Bill Sullivan, the fire marshal for the Madison Fire Department, also urged safety ahead of the holiday.

“We would rather that folks leave the fireworks to the professionals and go see a professional show,” Sullivan said.

If people do set off fireworks, fire officials advise setting them off away from grass, brush or mulch and to have water or a hose nearby. Use them on a paved surface, like concrete, road or gravel.

If a fire does occur, Sullivan said to call 9-1-1 immediately.

After a firework is used, Sullivan also said it’s important to soak them in water for a minimum of 15 minutes, “but overnight is best,” as some fires can start after people throw fireworks away in the garbage.

Merrimac, a town about 30 miles south of Wisconsin Dells, canceled their celebration because of the drought conditions.

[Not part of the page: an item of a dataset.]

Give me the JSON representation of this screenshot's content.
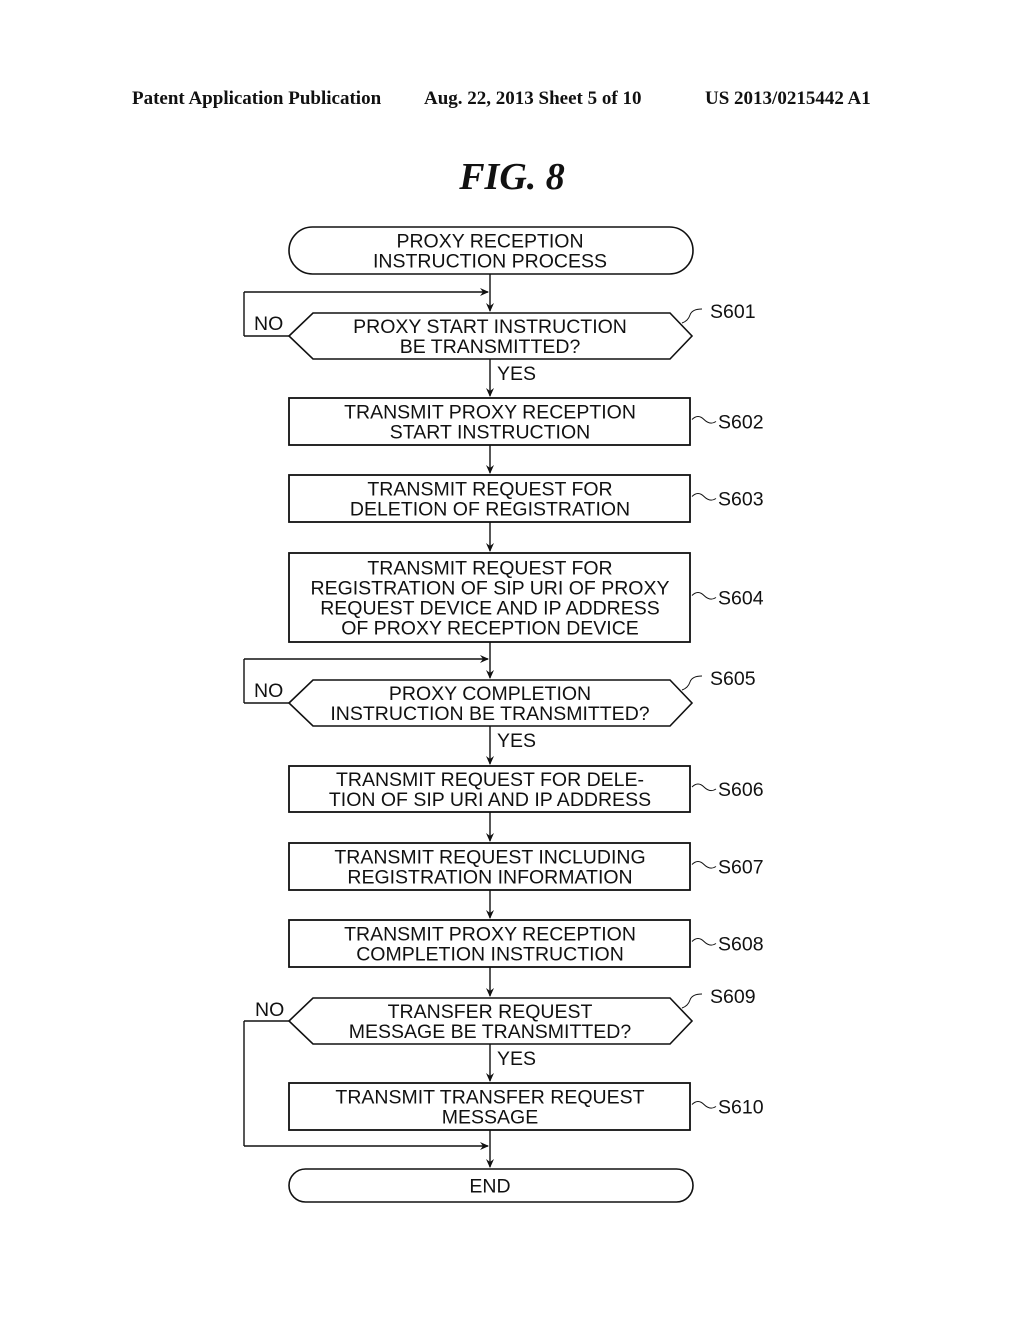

“We are sad to say due to the current weather conditions and effect on the fireworks grounds the lack of rain has caused the department has decided for the safety of those who would attend, the community and our members to cancel the fireworks for this year,” a post from the Merrimac Fire & Rescue Facebook page read.

In Wisconsin last year, there were 107 emergency department visits caused by fireworks, according to the Wisconsin Department of Health Services. That’s up from 91 in 2019, but down from 167 visits in 2020.

Nationally, there were 11,500 fireworks-related injuries in 2021, with 74 percent of them taking place between June 18 and July 18. That’s a 26 percent increase in injuries since 2018, according to a report from QuoteWizard.

Before using fire of any kind in the outdoors, the DNR says to:

  • Know the daily fire danger.
  • Obtain the proper permits.
  • Choose a safe area free of flammable materials.
  • Have water and tools nearby.
  • Make certain fireworks are completely out and cold before leaving.